As well as this, their ‘Pushing the Boundaries, Life after Limb Loss’ day has proven to be very popular.  This is a day for families who have children recovering with amputations after contracting meningitis and septicaemia.  This gives children a fun day of sporting activities whilst providing educational talks to parents or carers on topics such as prosthetics, skin scarring, accessing services and the latest medial research. Feedback has shown that families have come away feeling more informed, more supported and less alone.

To find our more, visit their website here

Get in touch

You can call, email, text, message, talk to them face-to-face or on social media.

Free helpline 9am-5pm, Monday to Friday

UK 080 8800 3344

Ireland 1800 41 33 44

email helpline@meningitis.org

facebook /meningitisresearch

twitter @M_R_F


Support those with the condition (and those around them) to lead to successful treatments through knowledge and providing the correct tools.

Website: https://www.ptsduk.org/


Everything they do is focused on helping to stop sepsis. Now.

  • They raise funds to support longer-term research. Research that helps improve how people are diagnosed. Research to improve treatment. Research to understand why some people respond better to treatment than others. Research into the quality of recovery and after-effects of sepsis
  • They work to increase awareness and recognition of sepsis, both amongst members of the public and the medical profession including doctors, nurses and other frontline staff in all areas of the NHS.
  • They sponsor public awareness campaigns to make sure more and more people know the signs of sepsis to watch out for and how prompt diagnosis helps improve the chances of recovery.
  • They want to make sure there are accurate statistics about the number of people who have had sepsis, recognising that it is still under-diagnosed, often because of other pre-existing illnesses that people are suffering with. We need to know the full extent of the issue to increase awareness amongst the public, and funding from NHS Research into stopping sepsis.
  • They offer support, guidance and advice to people whose lives have been impacted by sepsis
  • They don’t just want people to survive sepsis. They want to ensure the best quality of life for sepsis survivors. Their hope is that in future, no-one will have to suffer the loss of a loved one to this condition.

Their mission is simple. To stop sepsis now. And with your help they will stop sepsis.

For more information contact

Email: info@sepsisresearch.org.uk

Call: 0737 988 9191

Visit their website here.


People can be affected by sepsis in many ways. You or someone close to you may have had sepsis, or you may have lost a loved one. Whatever your circumstances, the UK Sepsis Trust support team is there to help you.

Whether you’re struggling with grief, having problems with your recovery or trying to support a loved one after they leave hospital, you can contact them by email or phone. Their trained sepsis support nurses are ready to offer support and advice.

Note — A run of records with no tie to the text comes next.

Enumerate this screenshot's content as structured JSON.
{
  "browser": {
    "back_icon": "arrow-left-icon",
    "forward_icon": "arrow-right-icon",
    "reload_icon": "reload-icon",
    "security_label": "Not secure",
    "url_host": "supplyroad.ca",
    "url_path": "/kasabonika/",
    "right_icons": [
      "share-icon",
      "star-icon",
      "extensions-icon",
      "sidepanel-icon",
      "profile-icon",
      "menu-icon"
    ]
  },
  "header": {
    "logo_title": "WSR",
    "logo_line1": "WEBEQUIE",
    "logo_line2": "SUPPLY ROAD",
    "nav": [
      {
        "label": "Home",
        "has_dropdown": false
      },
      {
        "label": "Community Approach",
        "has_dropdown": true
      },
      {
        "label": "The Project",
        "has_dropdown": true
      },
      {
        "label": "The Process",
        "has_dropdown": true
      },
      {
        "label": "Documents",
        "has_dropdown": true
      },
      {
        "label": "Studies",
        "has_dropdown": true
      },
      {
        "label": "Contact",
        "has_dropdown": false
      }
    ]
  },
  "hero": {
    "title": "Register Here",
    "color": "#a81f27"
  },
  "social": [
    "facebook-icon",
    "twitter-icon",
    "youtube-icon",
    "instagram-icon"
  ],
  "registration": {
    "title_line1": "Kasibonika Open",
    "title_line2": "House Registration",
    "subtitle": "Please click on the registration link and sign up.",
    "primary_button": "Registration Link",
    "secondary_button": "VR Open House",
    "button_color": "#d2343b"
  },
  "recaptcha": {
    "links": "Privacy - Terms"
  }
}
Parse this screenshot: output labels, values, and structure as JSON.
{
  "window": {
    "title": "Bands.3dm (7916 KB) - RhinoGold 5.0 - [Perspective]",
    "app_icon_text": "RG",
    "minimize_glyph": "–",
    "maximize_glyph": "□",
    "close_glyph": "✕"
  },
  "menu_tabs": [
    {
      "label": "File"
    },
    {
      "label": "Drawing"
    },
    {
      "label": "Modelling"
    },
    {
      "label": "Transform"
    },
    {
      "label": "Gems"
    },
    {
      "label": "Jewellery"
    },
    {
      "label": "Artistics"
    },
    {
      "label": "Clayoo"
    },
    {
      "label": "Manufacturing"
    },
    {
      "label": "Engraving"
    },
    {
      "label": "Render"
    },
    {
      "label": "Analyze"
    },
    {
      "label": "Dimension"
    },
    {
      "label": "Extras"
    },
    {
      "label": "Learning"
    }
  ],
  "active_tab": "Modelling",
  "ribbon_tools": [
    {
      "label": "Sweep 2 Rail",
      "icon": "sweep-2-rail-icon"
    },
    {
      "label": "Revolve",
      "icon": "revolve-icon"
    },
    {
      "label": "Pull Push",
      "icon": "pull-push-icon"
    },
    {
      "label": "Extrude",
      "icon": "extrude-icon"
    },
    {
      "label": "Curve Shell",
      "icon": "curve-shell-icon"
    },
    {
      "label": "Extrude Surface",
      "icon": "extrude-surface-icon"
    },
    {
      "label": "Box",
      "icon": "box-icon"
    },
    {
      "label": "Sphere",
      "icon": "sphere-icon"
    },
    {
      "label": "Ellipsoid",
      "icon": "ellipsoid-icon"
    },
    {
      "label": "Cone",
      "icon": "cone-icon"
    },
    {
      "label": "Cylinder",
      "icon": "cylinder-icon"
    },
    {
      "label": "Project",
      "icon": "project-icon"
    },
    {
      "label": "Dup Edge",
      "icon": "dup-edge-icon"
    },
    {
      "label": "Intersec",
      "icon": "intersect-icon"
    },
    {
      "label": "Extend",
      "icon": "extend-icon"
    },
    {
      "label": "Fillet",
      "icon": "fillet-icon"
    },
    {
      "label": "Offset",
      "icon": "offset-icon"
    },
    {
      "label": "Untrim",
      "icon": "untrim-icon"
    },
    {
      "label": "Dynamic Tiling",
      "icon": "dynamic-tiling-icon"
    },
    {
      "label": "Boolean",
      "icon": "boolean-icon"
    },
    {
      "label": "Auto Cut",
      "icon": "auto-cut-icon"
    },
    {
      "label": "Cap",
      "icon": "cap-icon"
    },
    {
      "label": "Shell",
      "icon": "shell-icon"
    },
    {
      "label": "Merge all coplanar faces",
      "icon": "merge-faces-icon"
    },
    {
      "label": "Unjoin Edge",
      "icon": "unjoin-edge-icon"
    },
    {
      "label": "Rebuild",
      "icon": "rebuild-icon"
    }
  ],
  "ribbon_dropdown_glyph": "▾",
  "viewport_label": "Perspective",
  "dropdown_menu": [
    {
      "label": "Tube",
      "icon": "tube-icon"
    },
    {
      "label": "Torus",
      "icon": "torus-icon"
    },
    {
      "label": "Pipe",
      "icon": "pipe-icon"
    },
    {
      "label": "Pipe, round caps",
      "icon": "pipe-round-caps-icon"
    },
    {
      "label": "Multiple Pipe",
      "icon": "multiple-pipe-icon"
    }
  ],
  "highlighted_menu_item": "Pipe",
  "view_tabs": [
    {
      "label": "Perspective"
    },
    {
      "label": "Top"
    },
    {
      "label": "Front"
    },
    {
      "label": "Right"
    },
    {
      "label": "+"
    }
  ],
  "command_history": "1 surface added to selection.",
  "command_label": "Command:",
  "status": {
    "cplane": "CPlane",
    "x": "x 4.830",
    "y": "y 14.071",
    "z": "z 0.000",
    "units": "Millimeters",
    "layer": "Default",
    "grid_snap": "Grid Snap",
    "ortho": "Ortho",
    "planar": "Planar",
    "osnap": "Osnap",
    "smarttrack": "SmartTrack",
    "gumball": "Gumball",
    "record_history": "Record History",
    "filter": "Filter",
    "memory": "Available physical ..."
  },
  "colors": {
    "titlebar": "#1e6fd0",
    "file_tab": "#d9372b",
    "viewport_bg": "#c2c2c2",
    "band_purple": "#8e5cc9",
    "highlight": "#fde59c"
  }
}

Calls are free from landlines and mobiles within the UK and don’t appear on itemised bills.

Their helpline is open 24/7 on 0808 800 0029

Visit their website here.

Quit Your Way Scotland is an advice and support service for anyone trying to stop smoking in Scotland.

You can contact Quit Your Way Scotland for free by:

For more information about the Quit Your Way Scotland campaign and the help available please click here.